TV Reviews

The Resident Review

The Resident

Genre: Drama

Cast: Matt Czuchry, Emily VanCamp, Manish Dayal, Bruce Greenwood

There are a lot of hospital shows on television today so it’s oftentimes hard for new ones to stand out. The new Fox drama The Resident tries to alleviate that issue by focusing specifically on one arrogant resident, who is beloved by patients but difficult to work with.

Matt Czuchry, who previously played a supporting character on Gilmore Girls and The Good Wife, plays the title character.

“Everything you thought you knew about medicine is wrong,” Dr. Conrad Hawkins (Czuchry) tells Devon Pravesh (Manish Dayal), a new doctor training under Conrad.

Devon is immediately shocked by Conrad’s abrasive behavior but starts to respect him when he sees how much the patients appreciate him. Nurse Nicolette Nevin (Emily VanCamp), Conrad’s former girlfriend, also sings Conrad’s praises noting that he’s one of the best doctors out there.

Like the Fox show House, the show’s focus is on uniquely gifted doctor and the team of medical professionals who work alongside him.

The program quickly sets up a rivalry between Conrad and the hospital’s beloved lead surgeon Randolph Bell (Bruce Greenwood). Bell is a world-renowned professional whose reputation to the outside world remains intact. The hospital’s doctors know what he truly is though. In fact, the show’s first scene shows Bell botching a simple and trying to cover up his own mistakes.

Creators Amy Holden Jones, Hayley Schore and Roshan Sethi clearly have a lot more on their minds than the comings and goings of a major hospital. The show has a point of view about medicine today and the program’s cynicism comes through frequently, even pushing the show to extremes.

From snapshots in the operating room to doctors who are tempted to pull the plug on their patients, the show features a lot of outlandish and unbelievable moments.
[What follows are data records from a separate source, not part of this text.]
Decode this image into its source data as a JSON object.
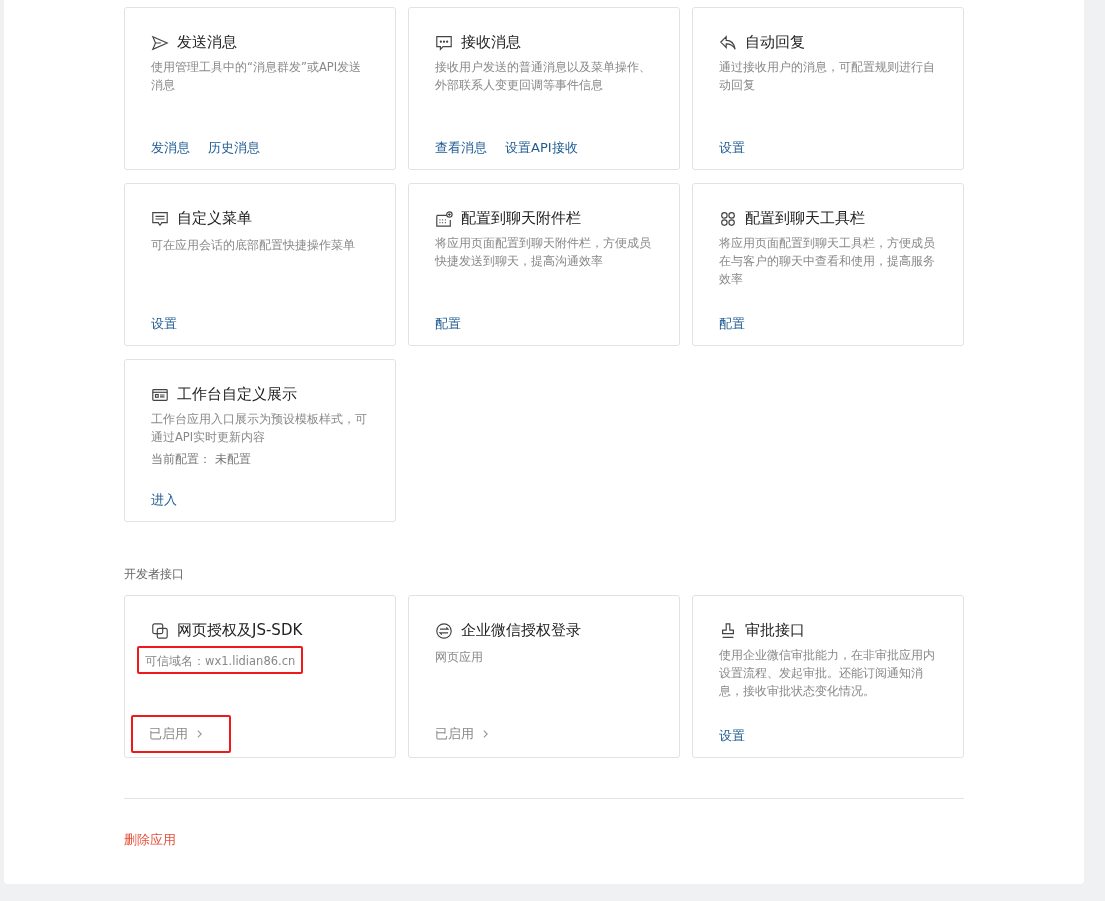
{
  "sections": [
    {
      "cards": [
        {
          "title": "发送消息",
          "description": "使用管理工具中的“消息群发”或API发送消息",
          "actions": [
            {
              "kind": "link",
              "label": "发消息"
            },
            {
              "kind": "link",
              "label": "历史消息"
            }
          ]
        },
        {
          "title": "接收消息",
          "description": "接收用户发送的普通消息以及菜单操作、外部联系人变更回调等事件信息",
          "actions": [
            {
              "kind": "link",
              "label": "查看消息"
            },
            {
              "kind": "link",
              "label": "设置API接收"
            }
          ]
        },
        {
          "title": "自动回复",
          "description": "通过接收用户的消息，可配置规则进行自动回复",
          "actions": [
            {
              "kind": "link",
              "label": "设置"
            }
          ]
        },
        {
          "title": "自定义菜单",
          "description": "可在应用会话的底部配置快捷操作菜单",
          "actions": [
            {
              "kind": "link",
              "label": "设置"
            }
          ]
        },
        {
          "title": "配置到聊天附件栏",
          "description": "将应用页面配置到聊天附件栏，方便成员快捷发送到聊天，提高沟通效率",
          "actions": [
            {
              "kind": "link",
              "label": "配置"
            }
          ]
        },
        {
          "title": "配置到聊天工具栏",
          "description": "将应用页面配置到聊天工具栏，方便成员在与客户的聊天中查看和使用，提高服务效率",
          "actions": [
            {
              "kind": "link",
              "label": "配置"
            }
          ]
        },
        {
          "title": "工作台自定义展示",
          "description": "工作台应用入口展示为预设模板样式，可通过API实时更新内容",
          "note": "当前配置： 未配置",
          "actions": [
            {
              "kind": "link",
              "label": "进入"
            }
          ]
        }
      ]
    },
    {
      "heading": "开发者接口",
      "cards": [
        {
          "title": "网页授权及JS-SDK",
          "description": "可信域名：wx1.lidian86.cn",
          "description_highlighted": true,
          "actions": [
            {
              "kind": "status",
              "label": "已启用",
              "highlighted": true
            }
          ]
        },
        {
          "title": "企业微信授权登录",
          "description": "网页应用",
          "description_highlighted": false,
          "actions": [
            {
              "kind": "status",
              "label": "已启用",
              "highlighted": false
            }
          ]
        },
        {
          "title": "审批接口",
          "description": "使用企业微信审批能力，在非审批应用内设置流程、发起审批。还能订阅通知消息，接收审批状态变化情况。",
          "description_highlighted": false,
          "actions": [
            {
              "kind": "link",
              "label": "设置"
            }
          ]
        }
      ]
    }
  ],
  "delete_link": "删除应用"
}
Bell’s behavior, for one, is hard to believe and his ability to survive his failures is predicated on the fact that he’s able to manipulate, cajole and even blackmail his fellow doctors. Greenwood does solid work on the program but the program’s antipathy towards him really prevents his character from being more than a one-dimensional villain.
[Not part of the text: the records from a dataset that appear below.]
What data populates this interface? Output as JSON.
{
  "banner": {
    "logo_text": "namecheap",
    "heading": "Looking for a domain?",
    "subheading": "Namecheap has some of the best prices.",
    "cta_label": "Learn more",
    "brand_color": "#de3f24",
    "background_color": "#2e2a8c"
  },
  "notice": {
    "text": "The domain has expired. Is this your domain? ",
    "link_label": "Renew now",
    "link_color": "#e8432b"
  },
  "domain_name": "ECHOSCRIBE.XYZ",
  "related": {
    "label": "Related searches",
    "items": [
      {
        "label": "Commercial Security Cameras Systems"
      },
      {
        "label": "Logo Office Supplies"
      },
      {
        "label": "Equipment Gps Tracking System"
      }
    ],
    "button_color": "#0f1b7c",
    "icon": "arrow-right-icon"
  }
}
In the second episode, the main storyline focuses on a heart transplant. The question is whether or not the heart should be used on a young teacher with plenty of life ahead of him (who has been waiting for a transplant for years) or one of the hospital’s financial backers. Again, the show pits Dr. Hawkins against Dr. Bell for a dramatic showdown.
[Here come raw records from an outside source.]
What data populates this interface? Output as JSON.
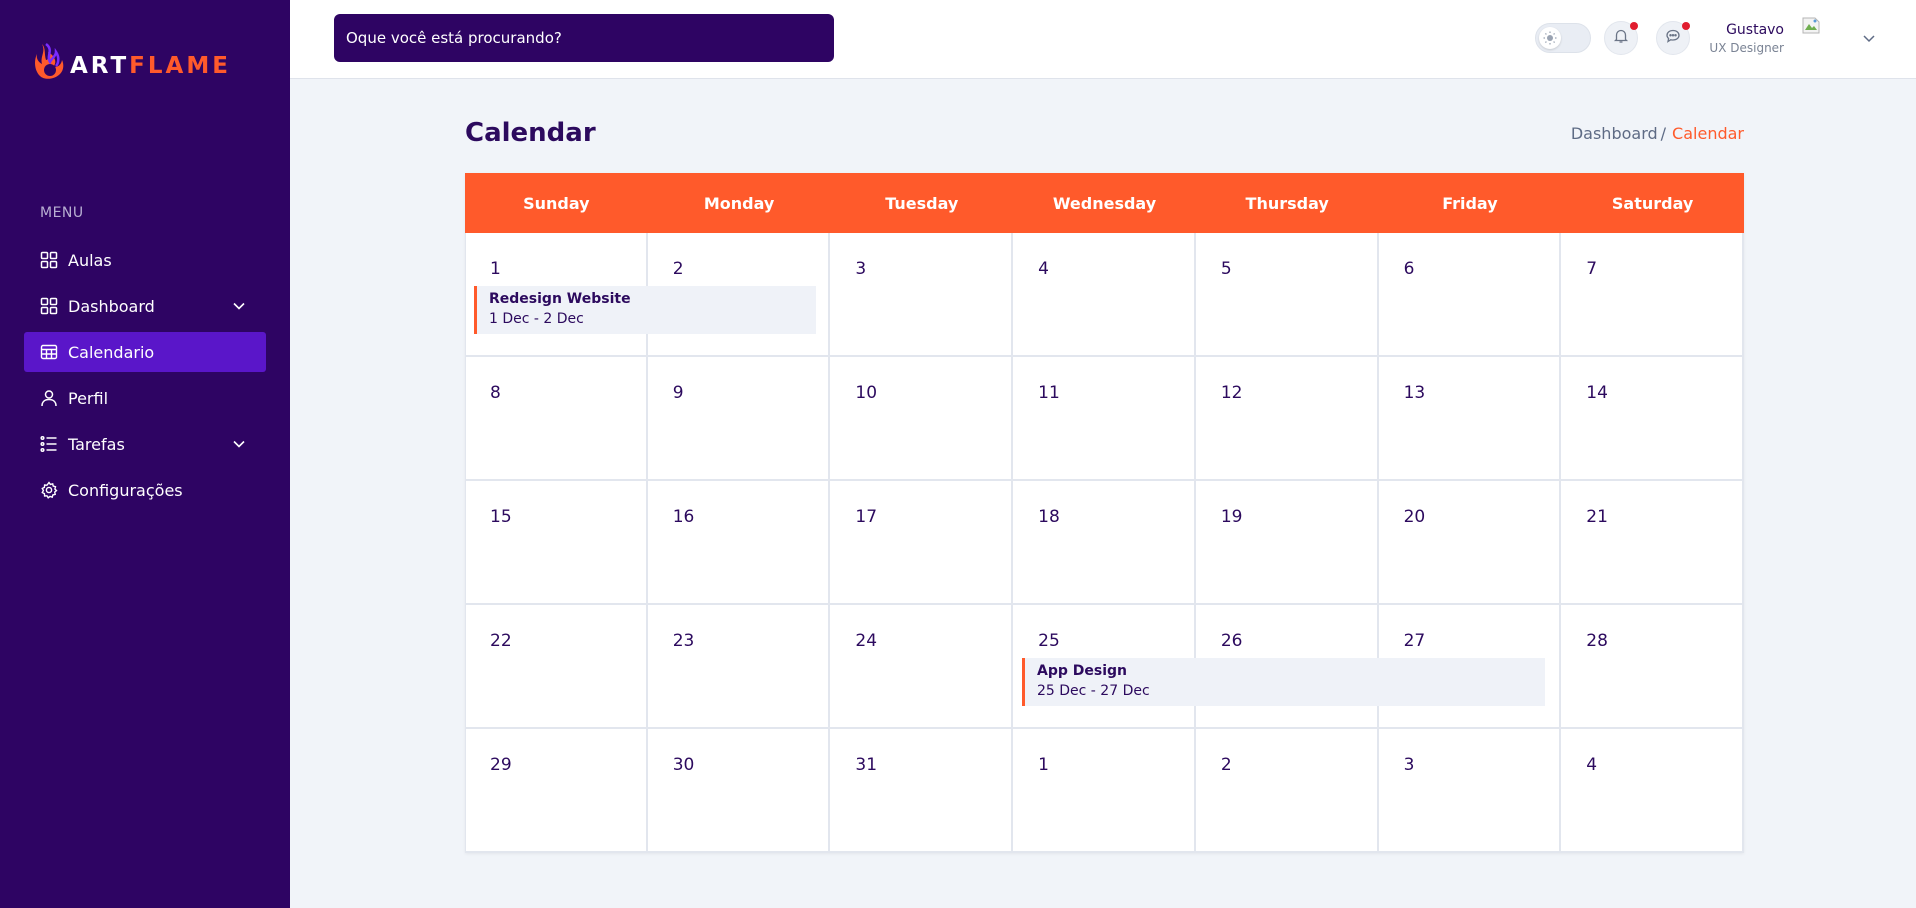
{
  "brand": {
    "part1": "ART",
    "part2": "FLAME",
    "accent": "#ff5a2b",
    "sidebar_bg": "#2e0463"
  },
  "sidebar": {
    "menu_title": "MENU",
    "items": [
      {
        "label": "Aulas",
        "icon": "grid-icon"
      },
      {
        "label": "Dashboard",
        "icon": "grid-icon",
        "expandable": true
      },
      {
        "label": "Calendario",
        "icon": "calendar-icon",
        "active": true
      },
      {
        "label": "Perfil",
        "icon": "user-icon"
      },
      {
        "label": "Tarefas",
        "icon": "list-icon",
        "expandable": true
      },
      {
        "label": "Configurações",
        "icon": "gear-icon"
      }
    ]
  },
  "header": {
    "search_placeholder": "Oque você está procurando?",
    "notifications_icon": "bell-icon",
    "messages_icon": "chat-icon",
    "user": {
      "name": "Gustavo",
      "role": "UX Designer"
    }
  },
  "page": {
    "title": "Calendar",
    "breadcrumb": {
      "parent": "Dashboard",
      "separator": "/",
      "current": "Calendar"
    }
  },
  "calendar": {
    "weekdays": [
      "Sunday",
      "Monday",
      "Tuesday",
      "Wednesday",
      "Thursday",
      "Friday",
      "Saturday"
    ],
    "days": [
      "1",
      "2",
      "3",
      "4",
      "5",
      "6",
      "7",
      "8",
      "9",
      "10",
      "11",
      "12",
      "13",
      "14",
      "15",
      "16",
      "17",
      "18",
      "19",
      "20",
      "21",
      "22",
      "23",
      "24",
      "25",
      "26",
      "27",
      "28",
      "29",
      "30",
      "31",
      "1",
      "2",
      "3",
      "4"
    ],
    "events": [
      {
        "title": "Redesign Website",
        "range": "1 Dec - 2 Dec"
      },
      {
        "title": "App Design",
        "range": "25 Dec - 27 Dec"
      }
    ]
  }
}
The stories are often interesting to watch but the show too often relies on outlandish stories to get its point across.

Czuchry is a good actor but it’s hard to empathize with his unsympathetic character. The supporting cast is far more interesting and that includes Shaunette Renée Wilson as Doctor Okafor. Okafor can be rough to her patients (which provides fodder for a few laughs) but her back story seems much more interesting than Conrad’s back story.

If the program lessens some of its most extreme moments and focuses on the doctors and their patients in a more considered way, The Resident could go a long way.

Review by: John Hanlon